M&A

GVC strikes deal to acquire Portugual’s Bet.pt

2 minutes read
Ladbrokes and Coral owner, GVC Group, has agreed to acquire Portuguese-facing online operator, Bet.pt with a view to expanding its business across the Iberian Peninsula.

Bet.pt was one of the earliest entrants to the Portuguese regulated market, obtaining its sports-betting license in 2016 and a casino license in 2017.

The market is growing rapidly, with revenue expected to more than double to around €450m (£408m/$529m) by 2023.

GVC described Bet.pt as one of the leading online operators in Portugal, with a particular strength in sports betting.

“By leveraging our technology, extensive portfolio of gaming content, marketing and CRM capabilities, as well as growing the sports offering, we see plenty of opportunities to grow its profitability and market position,” GVC said.

GVC chief executive Shay Segev added: “This acquisition is consistent with our strategy of expanding into new markets that are either regulated or regulating, in order to support our international growth ambitions.”

Bet.pt launched in Portugal in 2016, through a partnership with sportsbook platform provider, SBTech, after securing its licence from local gambling regulator, SRIJ.

SRIJ’s figures revealed that in 2020, Portugal set a new record for H1 gross gaming revenue (GGR) during the nation’s period of lockdown, with operators bringing in revenue of €138.9m, up 44.2% year-on-year.

Despite an international shutdown of international sport for several months, sports betting revenue increased by 15.9% compared to the same period in 2019 to €55.2m, while online casino revenue rose dramatically by 74.1%, to €83.7m.

As of 30 June, 10 licensees were permitted to offer sports in Portugal, and 13 were licensed to offer casino games, an increase from 8 and 10 respectively at this point in 2019.

News of the deal came alongside a trading update for GVC’s third quarter performance, in which the operator revealed revenue for the three months to 30 September grew 12% year-on-year.

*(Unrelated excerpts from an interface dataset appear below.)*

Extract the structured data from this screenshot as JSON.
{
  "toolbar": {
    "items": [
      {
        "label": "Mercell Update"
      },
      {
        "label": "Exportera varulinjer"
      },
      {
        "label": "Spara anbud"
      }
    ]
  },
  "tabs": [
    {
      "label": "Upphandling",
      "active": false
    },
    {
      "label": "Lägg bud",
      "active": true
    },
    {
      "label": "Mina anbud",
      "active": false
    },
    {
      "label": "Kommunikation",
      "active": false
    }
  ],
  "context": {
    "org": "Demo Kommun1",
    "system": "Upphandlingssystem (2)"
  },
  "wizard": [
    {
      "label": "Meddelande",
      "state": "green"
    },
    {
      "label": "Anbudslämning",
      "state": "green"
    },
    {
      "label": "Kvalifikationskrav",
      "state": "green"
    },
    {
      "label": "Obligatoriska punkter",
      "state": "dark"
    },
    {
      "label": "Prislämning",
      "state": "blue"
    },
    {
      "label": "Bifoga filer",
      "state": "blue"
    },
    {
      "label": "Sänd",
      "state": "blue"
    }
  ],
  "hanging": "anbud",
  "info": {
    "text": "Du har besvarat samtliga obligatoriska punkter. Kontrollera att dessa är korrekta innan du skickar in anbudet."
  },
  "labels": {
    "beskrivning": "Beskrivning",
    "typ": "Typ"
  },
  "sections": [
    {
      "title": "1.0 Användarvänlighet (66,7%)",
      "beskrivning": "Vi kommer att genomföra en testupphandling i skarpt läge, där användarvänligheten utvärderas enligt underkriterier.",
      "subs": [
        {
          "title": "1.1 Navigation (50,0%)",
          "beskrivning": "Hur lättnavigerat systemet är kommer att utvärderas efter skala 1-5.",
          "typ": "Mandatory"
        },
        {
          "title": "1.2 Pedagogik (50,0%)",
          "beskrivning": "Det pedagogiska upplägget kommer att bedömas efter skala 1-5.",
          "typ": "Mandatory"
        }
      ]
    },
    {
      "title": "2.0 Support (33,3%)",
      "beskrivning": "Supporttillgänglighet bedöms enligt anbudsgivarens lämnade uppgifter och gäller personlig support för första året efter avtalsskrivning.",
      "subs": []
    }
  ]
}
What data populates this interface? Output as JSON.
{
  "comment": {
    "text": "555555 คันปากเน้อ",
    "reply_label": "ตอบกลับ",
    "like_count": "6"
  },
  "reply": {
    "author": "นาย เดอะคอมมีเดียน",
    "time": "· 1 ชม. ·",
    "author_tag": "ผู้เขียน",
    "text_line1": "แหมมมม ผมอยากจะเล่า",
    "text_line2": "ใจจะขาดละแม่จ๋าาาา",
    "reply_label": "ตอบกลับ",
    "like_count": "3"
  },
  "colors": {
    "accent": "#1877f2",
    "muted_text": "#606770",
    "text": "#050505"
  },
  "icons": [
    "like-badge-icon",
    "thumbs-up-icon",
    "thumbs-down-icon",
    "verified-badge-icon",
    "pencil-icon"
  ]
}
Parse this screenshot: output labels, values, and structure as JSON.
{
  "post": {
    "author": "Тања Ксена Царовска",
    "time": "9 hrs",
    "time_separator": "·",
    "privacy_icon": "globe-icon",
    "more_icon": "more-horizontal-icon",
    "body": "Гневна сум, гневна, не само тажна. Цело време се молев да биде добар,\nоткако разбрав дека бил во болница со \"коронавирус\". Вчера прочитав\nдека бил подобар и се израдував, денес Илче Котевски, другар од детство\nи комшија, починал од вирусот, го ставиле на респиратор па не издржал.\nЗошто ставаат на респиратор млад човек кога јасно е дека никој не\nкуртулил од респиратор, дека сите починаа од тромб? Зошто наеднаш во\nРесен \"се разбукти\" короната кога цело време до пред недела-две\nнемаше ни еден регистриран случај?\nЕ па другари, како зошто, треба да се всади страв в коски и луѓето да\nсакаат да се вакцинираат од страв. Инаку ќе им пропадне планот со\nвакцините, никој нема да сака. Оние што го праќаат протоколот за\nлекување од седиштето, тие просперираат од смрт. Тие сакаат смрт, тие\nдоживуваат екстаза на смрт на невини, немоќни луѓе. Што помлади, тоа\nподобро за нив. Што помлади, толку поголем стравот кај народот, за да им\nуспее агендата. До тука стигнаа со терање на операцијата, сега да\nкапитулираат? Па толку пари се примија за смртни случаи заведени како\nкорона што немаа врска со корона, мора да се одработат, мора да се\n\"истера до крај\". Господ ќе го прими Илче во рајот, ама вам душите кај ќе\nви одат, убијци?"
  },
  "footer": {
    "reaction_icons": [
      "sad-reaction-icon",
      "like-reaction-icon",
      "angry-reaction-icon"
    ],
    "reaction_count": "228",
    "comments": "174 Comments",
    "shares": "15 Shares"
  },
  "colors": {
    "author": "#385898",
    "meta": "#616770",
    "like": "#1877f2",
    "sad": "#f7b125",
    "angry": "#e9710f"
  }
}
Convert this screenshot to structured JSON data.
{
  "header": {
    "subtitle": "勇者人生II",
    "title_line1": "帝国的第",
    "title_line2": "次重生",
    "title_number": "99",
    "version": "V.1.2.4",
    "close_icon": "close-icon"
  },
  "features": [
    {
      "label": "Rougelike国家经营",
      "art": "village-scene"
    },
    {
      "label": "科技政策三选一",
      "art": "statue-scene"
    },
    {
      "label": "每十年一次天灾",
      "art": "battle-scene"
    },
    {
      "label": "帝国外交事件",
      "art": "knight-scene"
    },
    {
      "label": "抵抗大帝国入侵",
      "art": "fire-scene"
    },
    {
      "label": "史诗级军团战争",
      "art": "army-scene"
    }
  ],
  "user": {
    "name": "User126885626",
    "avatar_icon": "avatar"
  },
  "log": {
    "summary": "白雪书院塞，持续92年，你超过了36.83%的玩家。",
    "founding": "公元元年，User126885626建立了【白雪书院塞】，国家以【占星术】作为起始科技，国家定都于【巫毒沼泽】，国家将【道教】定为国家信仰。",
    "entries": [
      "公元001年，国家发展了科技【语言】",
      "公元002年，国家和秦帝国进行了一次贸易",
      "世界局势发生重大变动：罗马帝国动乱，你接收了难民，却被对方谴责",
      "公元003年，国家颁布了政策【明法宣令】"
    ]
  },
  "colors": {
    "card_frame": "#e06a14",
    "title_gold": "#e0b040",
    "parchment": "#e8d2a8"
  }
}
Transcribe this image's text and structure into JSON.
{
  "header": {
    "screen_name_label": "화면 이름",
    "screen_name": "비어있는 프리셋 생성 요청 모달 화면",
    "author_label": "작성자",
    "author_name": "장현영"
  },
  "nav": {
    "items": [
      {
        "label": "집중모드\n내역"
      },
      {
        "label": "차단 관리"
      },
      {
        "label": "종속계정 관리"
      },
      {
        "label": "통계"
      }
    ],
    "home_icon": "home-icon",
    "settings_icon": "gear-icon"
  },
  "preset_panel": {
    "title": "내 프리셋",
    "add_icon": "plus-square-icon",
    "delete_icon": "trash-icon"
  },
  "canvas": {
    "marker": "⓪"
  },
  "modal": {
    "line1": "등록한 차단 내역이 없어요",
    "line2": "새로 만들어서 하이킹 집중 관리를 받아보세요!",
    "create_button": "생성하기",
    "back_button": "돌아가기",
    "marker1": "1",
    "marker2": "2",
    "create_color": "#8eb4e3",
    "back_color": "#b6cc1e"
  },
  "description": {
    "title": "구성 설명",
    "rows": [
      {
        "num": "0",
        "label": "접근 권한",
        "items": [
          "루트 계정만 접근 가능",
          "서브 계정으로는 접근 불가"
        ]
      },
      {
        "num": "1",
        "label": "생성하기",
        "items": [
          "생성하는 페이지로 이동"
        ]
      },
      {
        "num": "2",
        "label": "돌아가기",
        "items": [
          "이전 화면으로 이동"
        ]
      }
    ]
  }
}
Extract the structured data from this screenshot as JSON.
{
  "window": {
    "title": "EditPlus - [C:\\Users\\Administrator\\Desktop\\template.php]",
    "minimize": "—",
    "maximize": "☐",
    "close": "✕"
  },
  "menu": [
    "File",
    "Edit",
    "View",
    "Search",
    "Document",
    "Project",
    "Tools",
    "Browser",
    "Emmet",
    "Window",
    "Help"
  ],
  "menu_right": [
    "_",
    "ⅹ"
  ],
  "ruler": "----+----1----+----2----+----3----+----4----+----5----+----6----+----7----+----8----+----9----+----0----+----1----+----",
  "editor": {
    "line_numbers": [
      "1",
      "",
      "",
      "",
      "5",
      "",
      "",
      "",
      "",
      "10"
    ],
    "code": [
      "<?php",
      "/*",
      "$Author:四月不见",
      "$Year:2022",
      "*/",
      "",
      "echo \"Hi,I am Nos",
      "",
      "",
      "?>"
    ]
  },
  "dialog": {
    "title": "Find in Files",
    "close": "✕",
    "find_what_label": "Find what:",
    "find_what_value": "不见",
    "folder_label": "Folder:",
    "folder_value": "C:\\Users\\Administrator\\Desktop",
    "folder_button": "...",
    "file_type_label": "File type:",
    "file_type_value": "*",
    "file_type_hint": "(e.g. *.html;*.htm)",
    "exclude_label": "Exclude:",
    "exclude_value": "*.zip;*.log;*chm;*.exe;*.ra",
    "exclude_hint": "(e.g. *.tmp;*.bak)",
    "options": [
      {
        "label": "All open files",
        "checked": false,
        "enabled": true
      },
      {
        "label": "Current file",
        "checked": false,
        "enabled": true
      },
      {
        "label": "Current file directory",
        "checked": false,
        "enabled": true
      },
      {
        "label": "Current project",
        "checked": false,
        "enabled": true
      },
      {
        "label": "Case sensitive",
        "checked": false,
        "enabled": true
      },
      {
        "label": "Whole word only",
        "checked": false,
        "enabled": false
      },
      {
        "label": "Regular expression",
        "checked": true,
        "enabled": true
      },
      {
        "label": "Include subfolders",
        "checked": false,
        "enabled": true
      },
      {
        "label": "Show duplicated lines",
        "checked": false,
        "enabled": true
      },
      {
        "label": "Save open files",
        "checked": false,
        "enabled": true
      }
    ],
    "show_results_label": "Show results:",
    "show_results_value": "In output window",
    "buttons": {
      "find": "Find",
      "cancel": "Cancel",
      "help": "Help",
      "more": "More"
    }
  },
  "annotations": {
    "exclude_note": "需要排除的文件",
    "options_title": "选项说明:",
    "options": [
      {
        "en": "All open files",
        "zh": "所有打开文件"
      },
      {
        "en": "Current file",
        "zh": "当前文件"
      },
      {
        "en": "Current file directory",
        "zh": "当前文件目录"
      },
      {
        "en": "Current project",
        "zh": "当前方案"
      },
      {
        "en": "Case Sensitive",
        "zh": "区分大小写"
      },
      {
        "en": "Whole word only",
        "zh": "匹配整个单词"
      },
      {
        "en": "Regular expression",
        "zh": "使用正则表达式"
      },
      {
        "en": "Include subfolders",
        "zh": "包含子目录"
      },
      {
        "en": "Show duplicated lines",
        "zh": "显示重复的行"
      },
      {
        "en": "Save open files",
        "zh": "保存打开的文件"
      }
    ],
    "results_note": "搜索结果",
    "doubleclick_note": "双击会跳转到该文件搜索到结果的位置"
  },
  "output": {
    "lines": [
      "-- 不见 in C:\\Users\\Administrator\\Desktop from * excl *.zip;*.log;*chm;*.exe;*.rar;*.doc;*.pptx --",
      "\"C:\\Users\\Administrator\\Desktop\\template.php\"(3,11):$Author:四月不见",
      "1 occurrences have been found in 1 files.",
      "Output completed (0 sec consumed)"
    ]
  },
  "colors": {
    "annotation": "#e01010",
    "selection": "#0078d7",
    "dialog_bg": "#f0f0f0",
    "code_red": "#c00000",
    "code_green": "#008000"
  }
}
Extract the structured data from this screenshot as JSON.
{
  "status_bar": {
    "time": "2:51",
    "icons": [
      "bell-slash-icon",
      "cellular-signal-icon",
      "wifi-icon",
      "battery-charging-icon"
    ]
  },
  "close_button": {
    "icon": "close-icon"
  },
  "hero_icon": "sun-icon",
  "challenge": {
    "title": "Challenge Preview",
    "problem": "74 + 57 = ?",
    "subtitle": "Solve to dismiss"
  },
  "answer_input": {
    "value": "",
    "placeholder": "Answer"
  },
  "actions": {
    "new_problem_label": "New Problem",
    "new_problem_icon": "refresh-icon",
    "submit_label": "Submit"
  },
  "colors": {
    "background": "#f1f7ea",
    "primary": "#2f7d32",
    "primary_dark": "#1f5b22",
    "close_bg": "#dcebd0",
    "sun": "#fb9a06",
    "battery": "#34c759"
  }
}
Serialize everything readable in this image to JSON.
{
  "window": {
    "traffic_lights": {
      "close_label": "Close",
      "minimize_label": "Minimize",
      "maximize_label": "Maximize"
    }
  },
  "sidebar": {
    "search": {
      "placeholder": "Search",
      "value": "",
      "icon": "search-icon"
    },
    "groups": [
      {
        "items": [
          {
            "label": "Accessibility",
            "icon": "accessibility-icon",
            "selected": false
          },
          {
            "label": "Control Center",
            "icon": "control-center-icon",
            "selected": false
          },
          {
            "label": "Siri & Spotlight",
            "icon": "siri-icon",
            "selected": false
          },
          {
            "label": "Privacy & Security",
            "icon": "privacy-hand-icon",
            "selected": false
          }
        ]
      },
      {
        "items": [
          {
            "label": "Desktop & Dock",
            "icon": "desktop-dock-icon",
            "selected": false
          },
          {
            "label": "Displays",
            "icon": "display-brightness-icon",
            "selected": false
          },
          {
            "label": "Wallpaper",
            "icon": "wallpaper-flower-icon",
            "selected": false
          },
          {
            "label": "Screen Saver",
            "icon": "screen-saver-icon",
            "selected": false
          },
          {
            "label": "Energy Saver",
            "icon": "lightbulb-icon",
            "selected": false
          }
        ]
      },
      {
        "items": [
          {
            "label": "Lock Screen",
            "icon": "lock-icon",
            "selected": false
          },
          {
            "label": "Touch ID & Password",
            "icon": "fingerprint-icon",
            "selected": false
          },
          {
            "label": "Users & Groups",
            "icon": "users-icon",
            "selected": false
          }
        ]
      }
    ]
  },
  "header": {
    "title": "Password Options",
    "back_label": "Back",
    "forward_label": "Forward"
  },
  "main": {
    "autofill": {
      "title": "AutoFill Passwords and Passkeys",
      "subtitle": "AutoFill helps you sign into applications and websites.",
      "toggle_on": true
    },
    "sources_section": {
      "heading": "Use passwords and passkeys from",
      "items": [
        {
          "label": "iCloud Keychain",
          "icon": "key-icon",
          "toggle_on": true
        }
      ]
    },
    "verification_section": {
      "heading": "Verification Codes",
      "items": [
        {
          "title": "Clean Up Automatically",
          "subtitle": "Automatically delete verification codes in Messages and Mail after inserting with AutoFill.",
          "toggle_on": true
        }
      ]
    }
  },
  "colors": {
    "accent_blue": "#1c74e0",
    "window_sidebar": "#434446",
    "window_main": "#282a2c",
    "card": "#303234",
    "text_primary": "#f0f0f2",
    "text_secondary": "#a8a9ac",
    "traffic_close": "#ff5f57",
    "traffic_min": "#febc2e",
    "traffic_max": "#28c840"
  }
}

This was driven by online growth, with a 26% increase in online betting and gaming net revenue offsetting a 5% decline in British retail’s contribution.